TASK TO COMPLETE:
What lines of the data below hold the string "duration"? Copy each one out.
[[ ENTRIES SHOWN, beginning ]]
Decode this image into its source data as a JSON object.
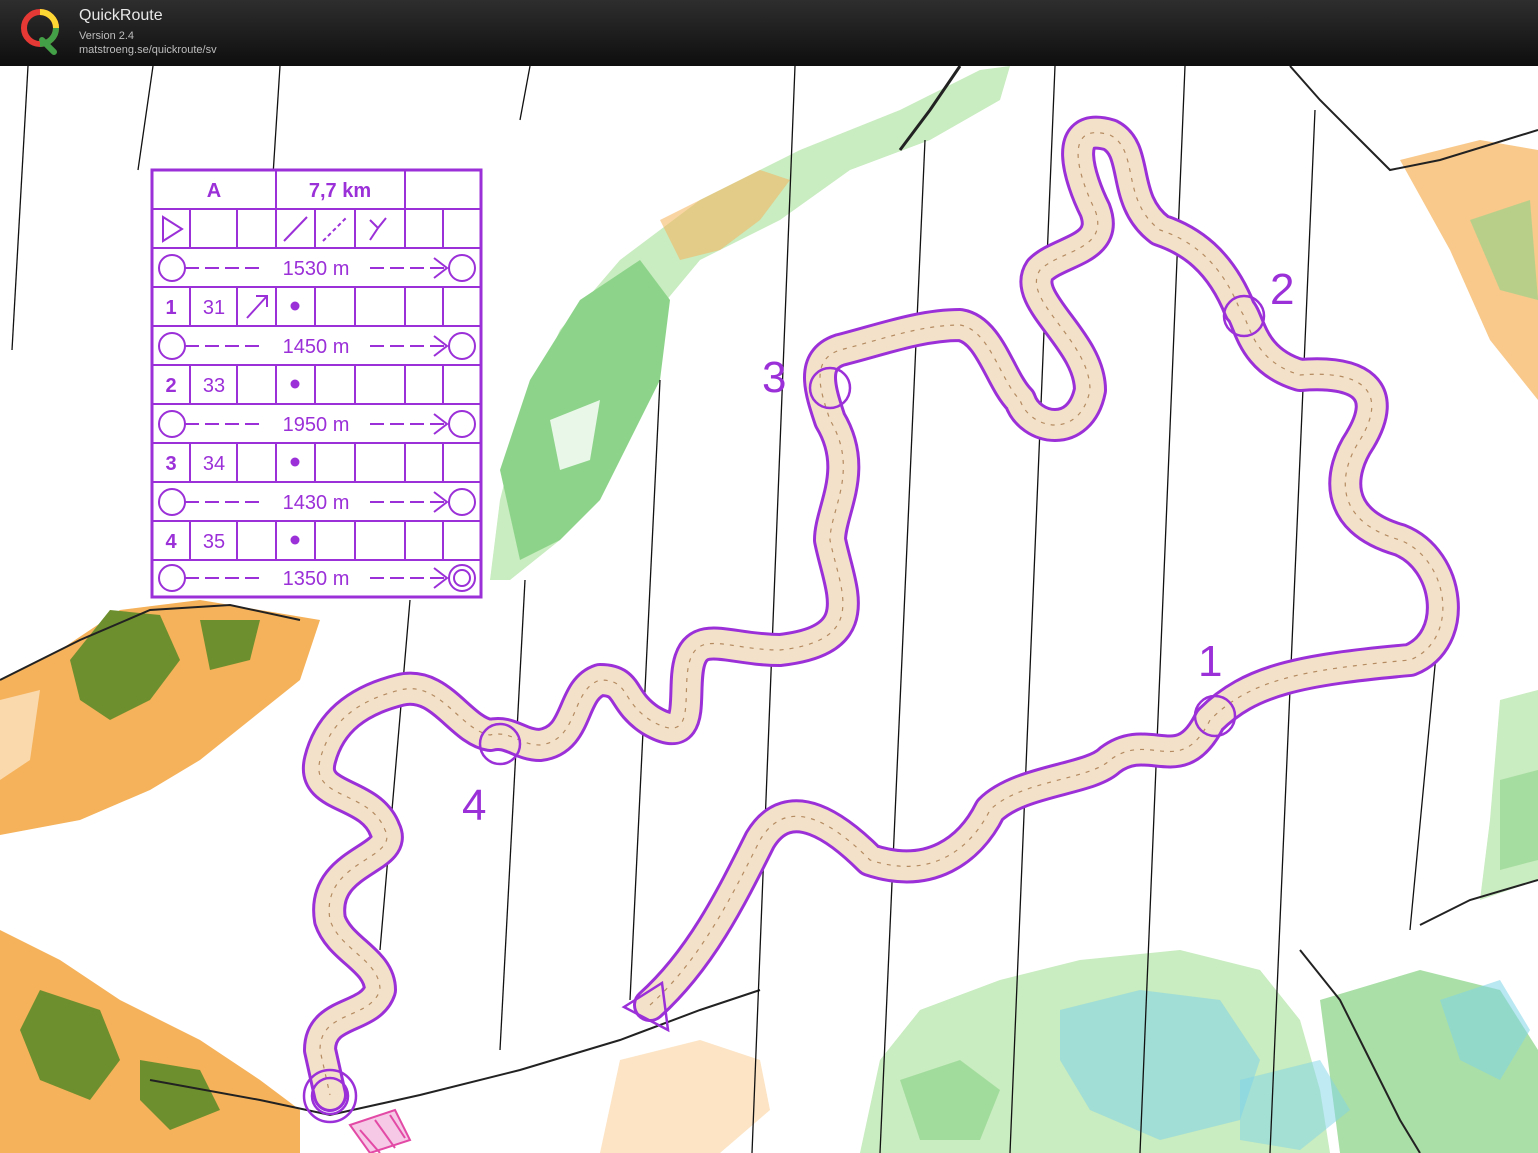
{
  "app": {
    "name": "QuickRoute",
    "version": "Version 2.4",
    "url": "matstroeng.se/quickroute/sv"
  },
  "course_description": {
    "class": "A",
    "length": "7,7 km",
    "legs": [
      {
        "distance": "1530 m"
      },
      {
        "number": "1",
        "code": "31",
        "distance": "1450 m"
      },
      {
        "number": "2",
        "code": "33",
        "distance": "1950 m"
      },
      {
        "number": "3",
        "code": "34",
        "distance": "1430 m"
      },
      {
        "number": "4",
        "code": "35",
        "distance": "1350 m"
      }
    ]
  },
  "controls": [
    {
      "label": "1"
    },
    {
      "label": "2"
    },
    {
      "label": "3"
    },
    {
      "label": "4"
    }
  ],
  "colors": {
    "course": "#9b30d8",
    "open_land": "#f5b25a",
    "forest_green": "#8dd48a",
    "light_green": "#c9ecc0",
    "marsh_blue": "#7fd3e8",
    "settlement": "#6e8f2e"
  }
}
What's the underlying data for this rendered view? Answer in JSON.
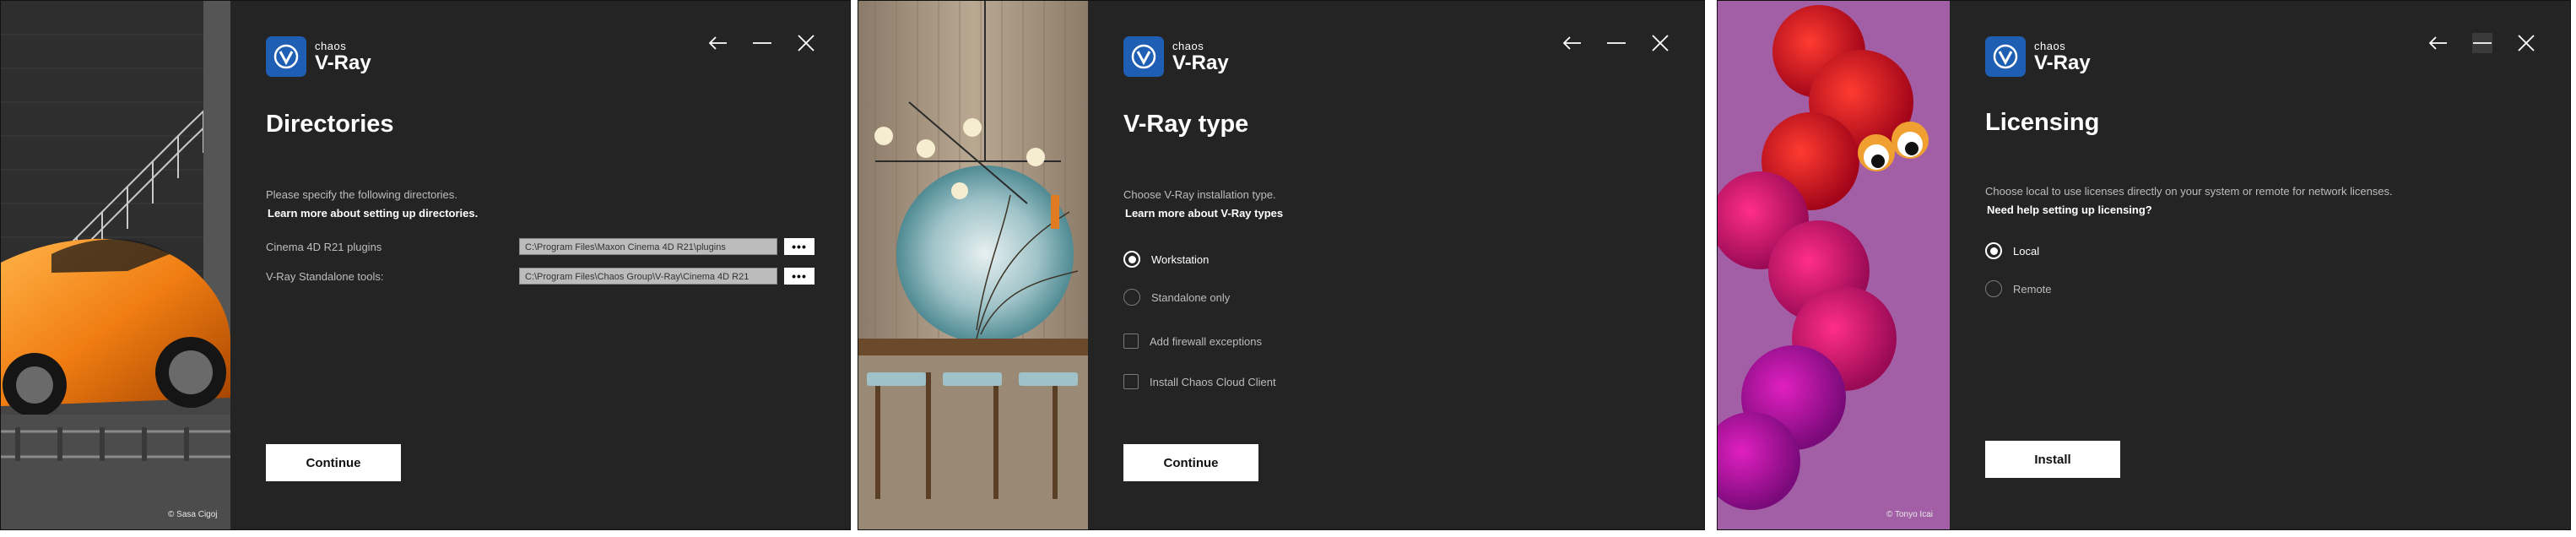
{
  "windows": [
    {
      "brand": "chaos",
      "product": "V-Ray",
      "title": "Directories",
      "description": "Please specify the following directories.",
      "learn_link": "Learn more about setting up directories.",
      "rows": [
        {
          "label": "Cinema 4D R21 plugins",
          "path": "C:\\Program Files\\Maxon Cinema 4D R21\\plugins",
          "browse": "•••"
        },
        {
          "label": "V-Ray Standalone tools:",
          "path": "C:\\Program Files\\Chaos Group\\V-Ray\\Cinema 4D R21",
          "browse": "•••"
        }
      ],
      "button": "Continue",
      "credit": "© Sasa Cigoj"
    },
    {
      "brand": "chaos",
      "product": "V-Ray",
      "title": "V-Ray type",
      "description": "Choose V-Ray installation type.",
      "learn_link": "Learn more about V-Ray types",
      "radios": [
        {
          "label": "Workstation",
          "selected": true
        },
        {
          "label": "Standalone only",
          "selected": false
        }
      ],
      "checks": [
        {
          "label": "Add firewall exceptions",
          "checked": false
        },
        {
          "label": "Install Chaos Cloud Client",
          "checked": false
        }
      ],
      "button": "Continue"
    },
    {
      "brand": "chaos",
      "product": "V-Ray",
      "title": "Licensing",
      "description": "Choose local to use licenses directly on your system or remote for network licenses.",
      "learn_link": "Need help setting up licensing?",
      "radios": [
        {
          "label": "Local",
          "selected": true
        },
        {
          "label": "Remote",
          "selected": false
        }
      ],
      "button": "Install",
      "credit": "© Tonyo Icai"
    }
  ],
  "colors": {
    "panel_bg": "#242424",
    "accent": "#1f5fb3",
    "text": "#bdbdbd"
  }
}
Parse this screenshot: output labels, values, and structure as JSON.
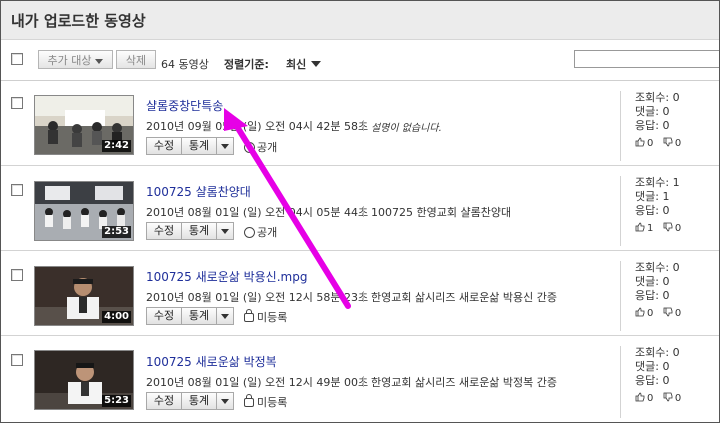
{
  "page": {
    "title": "내가 업로드한 동영상"
  },
  "toolbar": {
    "add_to_label": "추가 대상",
    "delete_label": "삭제",
    "video_count": "64 동영상",
    "sort_label": "정렬기준:",
    "sort_value": "최신"
  },
  "videos": [
    {
      "title": "샬롬중창단특송",
      "date": "2010년 09월 05일 (일) 오전 04시 42분 58초",
      "description": "설명이 없습니다.",
      "duration": "2:42",
      "edit_label": "수정",
      "stats_label": "통계",
      "privacy": "공개",
      "views_label": "조회수:",
      "views": "0",
      "comments_label": "댓글:",
      "comments": "0",
      "responses_label": "응답:",
      "responses": "0",
      "likes": "0",
      "dislikes": "0"
    },
    {
      "title": "100725 샬롬찬양대",
      "date": "2010년 08월 01일 (일) 오전 04시 05분 44초",
      "description": "100725 한영교회 샬롬찬양대",
      "duration": "2:53",
      "edit_label": "수정",
      "stats_label": "통계",
      "privacy": "공개",
      "views_label": "조회수:",
      "views": "1",
      "comments_label": "댓글:",
      "comments": "1",
      "responses_label": "응답:",
      "responses": "0",
      "likes": "1",
      "dislikes": "0"
    },
    {
      "title": "100725 새로운삶 박용신.mpg",
      "date": "2010년 08월 01일 (일) 오전 12시 58분 23초",
      "description": "한영교회 삶시리즈 새로운삶 박용신 간증",
      "duration": "4:00",
      "edit_label": "수정",
      "stats_label": "통계",
      "privacy": "미등록",
      "views_label": "조회수:",
      "views": "0",
      "comments_label": "댓글:",
      "comments": "0",
      "responses_label": "응답:",
      "responses": "0",
      "likes": "0",
      "dislikes": "0"
    },
    {
      "title": "100725 새로운삶 박정복",
      "date": "2010년 08월 01일 (일) 오전 12시 49분 00초",
      "description": "한영교회 삶시리즈 새로운삶 박정복 간증",
      "duration": "5:23",
      "edit_label": "수정",
      "stats_label": "통계",
      "privacy": "미등록",
      "views_label": "조회수:",
      "views": "0",
      "comments_label": "댓글:",
      "comments": "0",
      "responses_label": "응답:",
      "responses": "0",
      "likes": "0",
      "dislikes": "0"
    }
  ],
  "colors": {
    "title_link": "#1f2f9a",
    "annotation_arrow": "#e600e6",
    "header_bg": "#ececec"
  }
}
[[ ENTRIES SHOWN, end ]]
SOLUTION TO THE PROBLEM:
      "duration": "2:42",
      "duration": "2:53",
      "duration": "4:00",
      "duration": "5:23",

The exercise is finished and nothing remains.